◆ The problem
Reproduce every entry word for word. Drop all pictures from the copy.

◆ Data to use
#####

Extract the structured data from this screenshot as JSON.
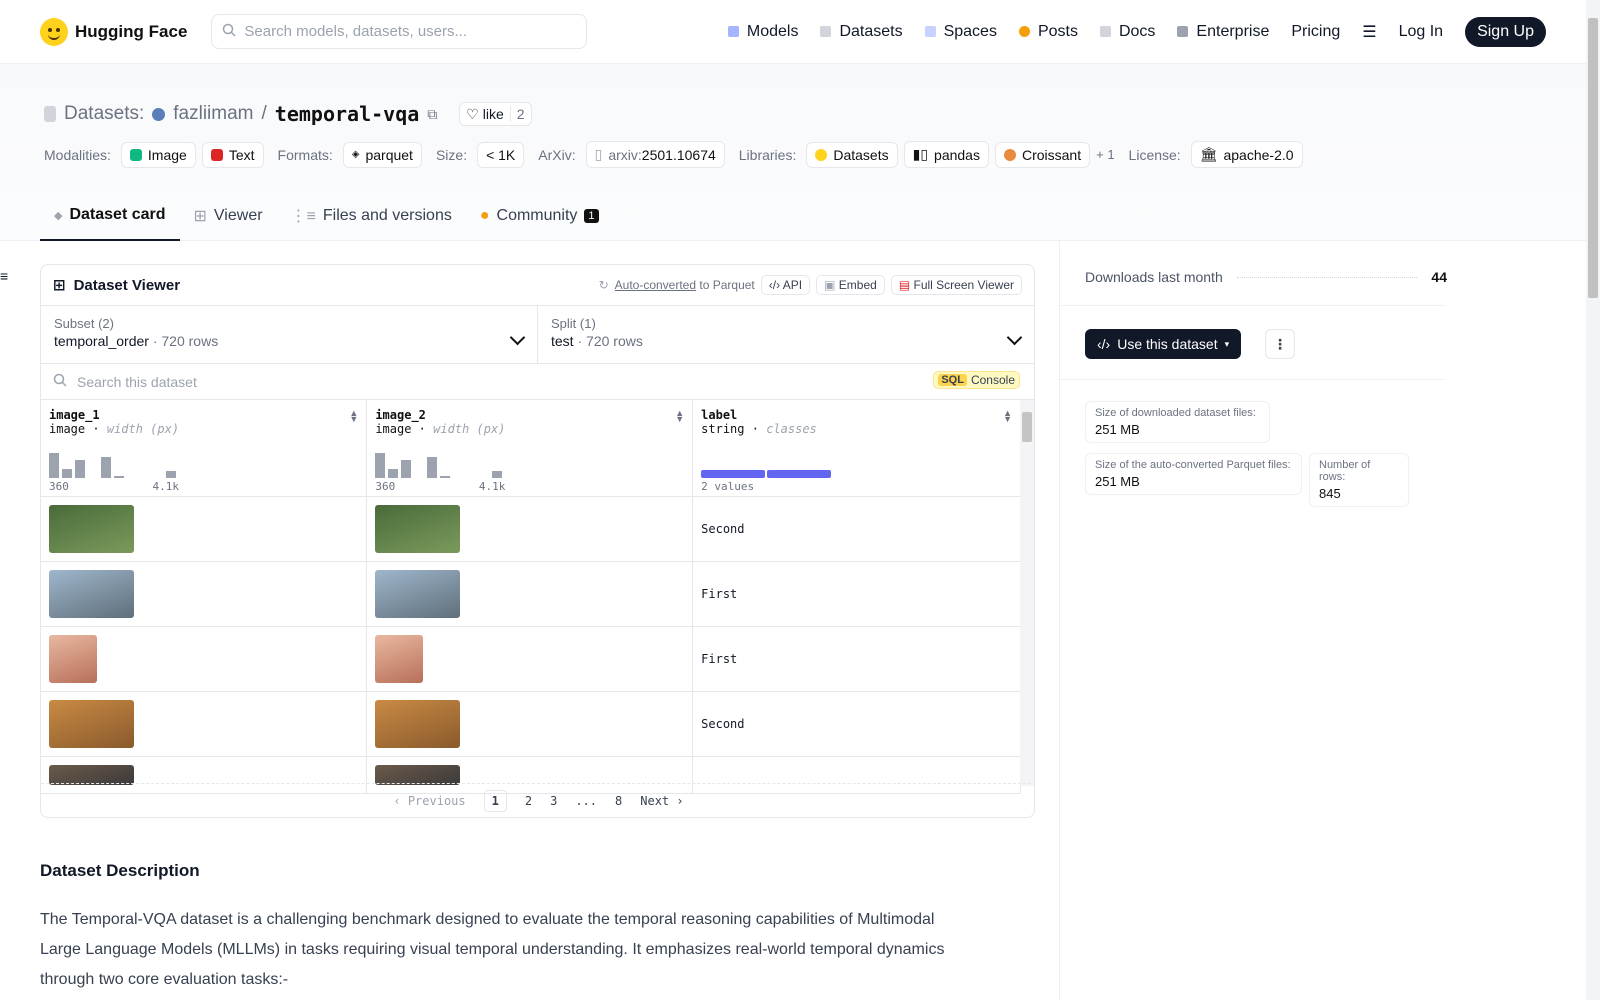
{
  "nav": {
    "brand": "Hugging Face",
    "search_placeholder": "Search models, datasets, users...",
    "links": [
      "Models",
      "Datasets",
      "Spaces",
      "Posts",
      "Docs",
      "Enterprise",
      "Pricing"
    ],
    "login": "Log In",
    "signup": "Sign Up"
  },
  "header": {
    "section": "Datasets:",
    "owner": "fazliimam",
    "separator": "/",
    "name": "temporal-vqa",
    "like_label": "like",
    "like_count": "2",
    "modalities_label": "Modalities:",
    "modalities": [
      "Image",
      "Text"
    ],
    "formats_label": "Formats:",
    "format": "parquet",
    "size_label": "Size:",
    "size": "< 1K",
    "arxiv_label": "ArXiv:",
    "arxiv_prefix": "arxiv:",
    "arxiv": "2501.10674",
    "libraries_label": "Libraries:",
    "libraries": [
      "Datasets",
      "pandas",
      "Croissant"
    ],
    "libraries_more": "+ 1",
    "license_label": "License:",
    "license": "apache-2.0"
  },
  "tabs": [
    "Dataset card",
    "Viewer",
    "Files and versions",
    "Community"
  ],
  "community_count": "1",
  "viewer": {
    "title": "Dataset Viewer",
    "auto_converted": "Auto-converted",
    "to_parquet": "to Parquet",
    "api": "API",
    "embed": "Embed",
    "fullscreen": "Full Screen Viewer",
    "subset_caption": "Subset (2)",
    "subset_value": "temporal_order",
    "subset_rows": "720 rows",
    "split_caption": "Split (1)",
    "split_value": "test",
    "split_rows": "720 rows",
    "search_placeholder": "Search this dataset",
    "sql": "SQL",
    "console": "Console",
    "columns": [
      {
        "name": "image_1",
        "type": "image",
        "subtype": "width (px)",
        "min": "360",
        "max": "4.1k"
      },
      {
        "name": "image_2",
        "type": "image",
        "subtype": "width (px)",
        "min": "360",
        "max": "4.1k"
      },
      {
        "name": "label",
        "type": "string",
        "subtype": "classes",
        "summary": "2 values"
      }
    ],
    "histogram": [
      0.85,
      0.3,
      0.6,
      0,
      0.7,
      0.08,
      0,
      0,
      0,
      0.25
    ],
    "rows": [
      {
        "label": "Second",
        "colors": [
          "#4a6b3a",
          "#7a9a5c"
        ]
      },
      {
        "label": "First",
        "colors": [
          "#9fb6cc",
          "#5f6f7a"
        ]
      },
      {
        "label": "First",
        "colors": [
          "#e9b8a0",
          "#b86f5a"
        ]
      },
      {
        "label": "Second",
        "colors": [
          "#c98a44",
          "#8a5a2c"
        ]
      },
      {
        "label": "",
        "colors": [
          "#6b5a4a",
          "#3b3a3a"
        ]
      }
    ],
    "pager": {
      "prev": "Previous",
      "pages": [
        "1",
        "2",
        "3",
        "...",
        "8"
      ],
      "next": "Next"
    }
  },
  "description": {
    "title": "Dataset Description",
    "text": "The Temporal-VQA dataset is a challenging benchmark designed to evaluate the temporal reasoning capabilities of Multimodal Large Language Models (MLLMs) in tasks requiring visual temporal understanding. It emphasizes real-world temporal dynamics through two core evaluation tasks:-"
  },
  "sidebar": {
    "downloads_label": "Downloads last month",
    "downloads": "44",
    "use_button": "Use this dataset",
    "stats": [
      {
        "label": "Size of downloaded dataset files:",
        "value": "251 MB"
      },
      {
        "label": "Size of the auto-converted Parquet files:",
        "value": "251 MB"
      },
      {
        "label": "Number of rows:",
        "value": "845"
      }
    ]
  }
}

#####

◆ Problem solution
Extract the structured data from this screenshot as JSON.
{
  "nav": {
    "brand": "Hugging Face",
    "search_placeholder": "Search models, datasets, users...",
    "links": [
      "Models",
      "Datasets",
      "Spaces",
      "Posts",
      "Docs",
      "Enterprise",
      "Pricing"
    ],
    "login": "Log In",
    "signup": "Sign Up"
  },
  "header": {
    "section": "Datasets:",
    "owner": "fazliimam",
    "separator": "/",
    "name": "temporal-vqa",
    "like_label": "like",
    "like_count": "2",
    "modalities_label": "Modalities:",
    "modalities": [
      "Image",
      "Text"
    ],
    "formats_label": "Formats:",
    "format": "parquet",
    "size_label": "Size:",
    "size": "< 1K",
    "arxiv_label": "ArXiv:",
    "arxiv_prefix": "arxiv:",
    "arxiv": "2501.10674",
    "libraries_label": "Libraries:",
    "libraries": [
      "Datasets",
      "pandas",
      "Croissant"
    ],
    "libraries_more": "+ 1",
    "license_label": "License:",
    "license": "apache-2.0"
  },
  "tabs": [
    "Dataset card",
    "Viewer",
    "Files and versions",
    "Community"
  ],
  "community_count": "1",
  "viewer": {
    "title": "Dataset Viewer",
    "auto_converted": "Auto-converted",
    "to_parquet": "to Parquet",
    "api": "API",
    "embed": "Embed",
    "fullscreen": "Full Screen Viewer",
    "subset_caption": "Subset (2)",
    "subset_value": "temporal_order",
    "subset_rows": "720 rows",
    "split_caption": "Split (1)",
    "split_value": "test",
    "split_rows": "720 rows",
    "search_placeholder": "Search this dataset",
    "sql": "SQL",
    "console": "Console",
    "columns": [
      {
        "name": "image_1",
        "type": "image",
        "subtype": "width (px)",
        "min": "360",
        "max": "4.1k"
      },
      {
        "name": "image_2",
        "type": "image",
        "subtype": "width (px)",
        "min": "360",
        "max": "4.1k"
      },
      {
        "name": "label",
        "type": "string",
        "subtype": "classes",
        "summary": "2 values"
      }
    ],
    "histogram": [
      0.85,
      0.3,
      0.6,
      0,
      0.7,
      0.08,
      0,
      0,
      0,
      0.25
    ],
    "rows": [
      {
        "label": "Second",
        "colors": [
          "#4a6b3a",
          "#7a9a5c"
        ]
      },
      {
        "label": "First",
        "colors": [
          "#9fb6cc",
          "#5f6f7a"
        ]
      },
      {
        "label": "First",
        "colors": [
          "#e9b8a0",
          "#b86f5a"
        ]
      },
      {
        "label": "Second",
        "colors": [
          "#c98a44",
          "#8a5a2c"
        ]
      },
      {
        "label": "",
        "colors": [
          "#6b5a4a",
          "#3b3a3a"
        ]
      }
    ],
    "pager": {
      "prev": "Previous",
      "pages": [
        "1",
        "2",
        "3",
        "...",
        "8"
      ],
      "next": "Next"
    }
  },
  "description": {
    "title": "Dataset Description",
    "text": "The Temporal-VQA dataset is a challenging benchmark designed to evaluate the temporal reasoning capabilities of Multimodal Large Language Models (MLLMs) in tasks requiring visual temporal understanding. It emphasizes real-world temporal dynamics through two core evaluation tasks:-"
  },
  "sidebar": {
    "downloads_label": "Downloads last month",
    "downloads": "44",
    "use_button": "Use this dataset",
    "stats": [
      {
        "label": "Size of downloaded dataset files:",
        "value": "251 MB"
      },
      {
        "label": "Size of the auto-converted Parquet files:",
        "value": "251 MB"
      },
      {
        "label": "Number of rows:",
        "value": "845"
      }
    ]
  }
}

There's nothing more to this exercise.